Research data

A fake story in a trustworthy guide to the FAIR principles for research data.

What are research data?

 

According to the European Commission (EC), research data refer to information, in particular facts or numbers, collected to be examined and considered as a basis for reasoning, discussion or calculation. Data include statistics, results of experiments, measurements, observations resulting from fieldwork, survey outcomes, interview recordings and images.

Types of research data

 

  • Observational: data captured in real time. For instance, neuroimages, sample data, sensor data, questionnaire data

  • Experimental: data captured on laboratory equipment. For instance, gene sequences, chromatograms, magnetic field data

  • Simulation: data generated based on test models. For example, climatological, mathematical or economic models

  • Derived or compiled: difficult-to-reproduce data. For instance, text and data mining, 3D models or compiled databases

  • Reference: data conglomerate or dataset. For instance, databases of gene sequences, chemical structures or spatial data portals

What is research data management?

Research data management (RDM) encompasses the organization, structure, storage and processing of the data used or generated during a research project.

 

Research data management is present in all research phases:

Benefits of managing and sharing data

  • Validation of the results obtained.
  • Data localization and comprehension
  • Reduces the duplication of data collection and the costs involved.
  • Complies with the requisites of calls for research.
  • Promotes scientific debate.
  • Promotes innovation and new potential uses of the data.
  • Encourages collaboration between data users and creators.
  • Increases research impact and visibility.
  • Increases your reputation when other people cite your work.

Prior questions

 

  • What type of data will you generate?
  • Do you expect to deposit and disseminate the data as open access?
  • When do you expect to publish the data?
  • Do you know which platform you will use to deposit and disseminate them?
  • Do you know under which licence you will publish them?
  • Do you want to keep the data? For how long? What volume of data do you want to preserve? Which formats?
  • Does consulting the data require specific software?
  • Are you working with personal data? What will you do with them?
  • Are you working with confidential data? What will you do with them?
  • Who is the person ultimately responsible for data management?

Who owns the data?

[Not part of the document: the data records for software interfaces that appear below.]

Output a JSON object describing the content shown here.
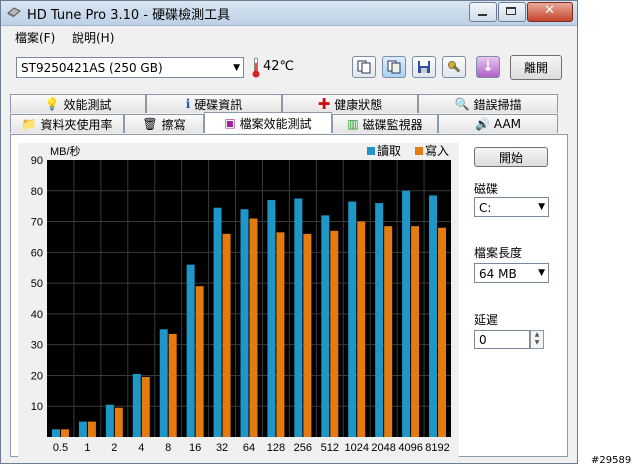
{
  "window": {
    "title": "HD Tune Pro 3.10 - 硬碟檢測工具"
  },
  "menu": {
    "items": [
      "檔案(F)",
      "說明(H)"
    ]
  },
  "toolbar": {
    "drive": "ST9250421AS (250 GB)",
    "temperature": "42℃",
    "exit_label": "離開"
  },
  "tabs": {
    "row1": [
      "效能測試",
      "硬碟資訊",
      "健康狀態",
      "錯誤掃描"
    ],
    "row2": [
      "資料夾使用率",
      "擦寫",
      "檔案效能測試",
      "磁碟監視器",
      "AAM"
    ],
    "active": "檔案效能測試"
  },
  "side": {
    "start_label": "開始",
    "disk_label": "磁碟",
    "disk_value": "C:",
    "file_length_label": "檔案長度",
    "file_length_value": "64 MB",
    "delay_label": "延遲",
    "delay_value": "0"
  },
  "watermark": "#29589",
  "colors": {
    "read": "#1e96c8",
    "write": "#e57a0f",
    "plot_bg": "#000000"
  },
  "chart_data": {
    "type": "bar",
    "categories": [
      "0.5",
      "1",
      "2",
      "4",
      "8",
      "16",
      "32",
      "64",
      "128",
      "256",
      "512",
      "1024",
      "2048",
      "4096",
      "8192"
    ],
    "series": [
      {
        "name": "讀取",
        "values": [
          2.5,
          5,
          10.5,
          20.5,
          35,
          56,
          74.5,
          74,
          77,
          77.5,
          72,
          76.5,
          76,
          80,
          78.5
        ]
      },
      {
        "name": "寫入",
        "values": [
          2.5,
          5,
          9.5,
          19.5,
          33.5,
          49,
          66,
          71,
          66.5,
          66,
          67,
          70,
          68.5,
          68.5,
          68
        ]
      }
    ],
    "ylabel": "MB/秒",
    "ylim": [
      0,
      90
    ],
    "yticks": [
      10,
      20,
      30,
      40,
      50,
      60,
      70,
      80,
      90
    ],
    "grid": true,
    "legend": "top-right"
  }
}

According to Article 12 of the Law on Intellectual Property, the databases “that by selection or arrangement of their content constitute intellectual creations” are protected by copyright. However, the raw data included in a database have no authorship and, therefore, are not intellectual property.